Mario Carrozzo is a seasoned business leader with extensive experience of the property market. As the founder and CEO of Caridon Group, which acts as a private provider of social housing, his primary responsibilities include overseeing corporate growth and acting as the lead on both the business’s short and long-term operational strategies. Mr Carrozzo’s goal is for Caridon Group to innovate within the social housing sector and become a Housing Association. This article will look at social housing and the toll that a decades-long lack of investment in social housing is taking on the housing market today.

Social housing is rented from councils or housing associations at reduced rents, or it may be ‘part-rented, part-sold’ as shared ownership. Social housing is typically much more affordable than housing on the open market. It exists to help those struggling to buy or even rent and is usually created using government funding.

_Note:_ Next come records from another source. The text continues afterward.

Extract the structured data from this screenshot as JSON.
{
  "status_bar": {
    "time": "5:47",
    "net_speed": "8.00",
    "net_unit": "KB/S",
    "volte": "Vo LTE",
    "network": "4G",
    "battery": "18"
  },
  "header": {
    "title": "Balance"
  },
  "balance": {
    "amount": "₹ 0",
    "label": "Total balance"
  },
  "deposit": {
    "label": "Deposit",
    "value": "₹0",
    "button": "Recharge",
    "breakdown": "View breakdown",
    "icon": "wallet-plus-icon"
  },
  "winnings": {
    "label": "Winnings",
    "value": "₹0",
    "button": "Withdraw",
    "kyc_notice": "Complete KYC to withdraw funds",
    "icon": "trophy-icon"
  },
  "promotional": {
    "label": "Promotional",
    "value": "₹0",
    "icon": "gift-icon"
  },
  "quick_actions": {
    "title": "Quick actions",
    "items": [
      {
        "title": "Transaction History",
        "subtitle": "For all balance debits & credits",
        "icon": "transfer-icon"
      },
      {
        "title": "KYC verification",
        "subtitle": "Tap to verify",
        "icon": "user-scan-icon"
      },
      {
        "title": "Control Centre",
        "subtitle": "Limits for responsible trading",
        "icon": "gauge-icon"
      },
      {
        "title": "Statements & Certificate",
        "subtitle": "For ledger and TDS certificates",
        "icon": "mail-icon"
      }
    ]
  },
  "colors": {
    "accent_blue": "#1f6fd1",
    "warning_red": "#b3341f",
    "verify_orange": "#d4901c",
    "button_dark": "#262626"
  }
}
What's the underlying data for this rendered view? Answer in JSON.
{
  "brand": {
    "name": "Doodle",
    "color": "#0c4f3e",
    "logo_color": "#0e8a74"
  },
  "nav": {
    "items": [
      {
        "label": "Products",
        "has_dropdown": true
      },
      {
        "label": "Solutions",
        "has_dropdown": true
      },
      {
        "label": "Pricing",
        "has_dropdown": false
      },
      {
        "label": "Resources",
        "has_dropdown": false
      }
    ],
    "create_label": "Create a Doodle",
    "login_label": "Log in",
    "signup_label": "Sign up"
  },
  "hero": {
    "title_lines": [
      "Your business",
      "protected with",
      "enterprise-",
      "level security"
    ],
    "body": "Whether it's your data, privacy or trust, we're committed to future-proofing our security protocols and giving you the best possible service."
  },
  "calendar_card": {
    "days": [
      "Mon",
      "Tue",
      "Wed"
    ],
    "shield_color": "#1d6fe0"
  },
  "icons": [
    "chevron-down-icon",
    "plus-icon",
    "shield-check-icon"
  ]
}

The concept of social housing actually dates back to medieval times, when charitable housing providers and almshouses affiliated with religious orders or altruistic benefactors provided shelter to the infirm, elderly and poor.

In the wake of devastation caused by World War II, the UK embarked on a huge programme of social housing creation, with councils building some 147,000 homes annually by the 1950s, on average. However, when the Right to Buy Act came into force in 1980, this enabled many council house tenants to purchase their homes, drastically reducing the amount of social housing stock available today.

The UK housing market relies on different property types to buy and rent. Historically, social housing was a key component in the UK housing market. For decades now, there has been a sustained lack of investment in social housing, culminating in a variety of problems across the housing system, including:

  • Overreliance on private housebuilding, which experts warn is incapable of meeting UK housing needs
  • Declining rates of homeownership, with high rents leaving private renters unable to save a deposit
  • Strained communities and local labour markets, with young people and families effectively priced out of many areas
  • A negative impact on remaining social housing stock, with decreasing rent revenues leaving many social housing providers struggling to improve homes adequately

A home is a basic human need. It is much more than an individual having a roof over their head. Rather, having somewhere to call home enables people to put down roots in local communities, providing a stable foundation to build their lives.

However, across the United Kingdom today, millions of citizens are being denied this basic right, faced instead with sky-high private rents, housing insecurity, poor housing conditions and, in a rising number of cases, homelessness.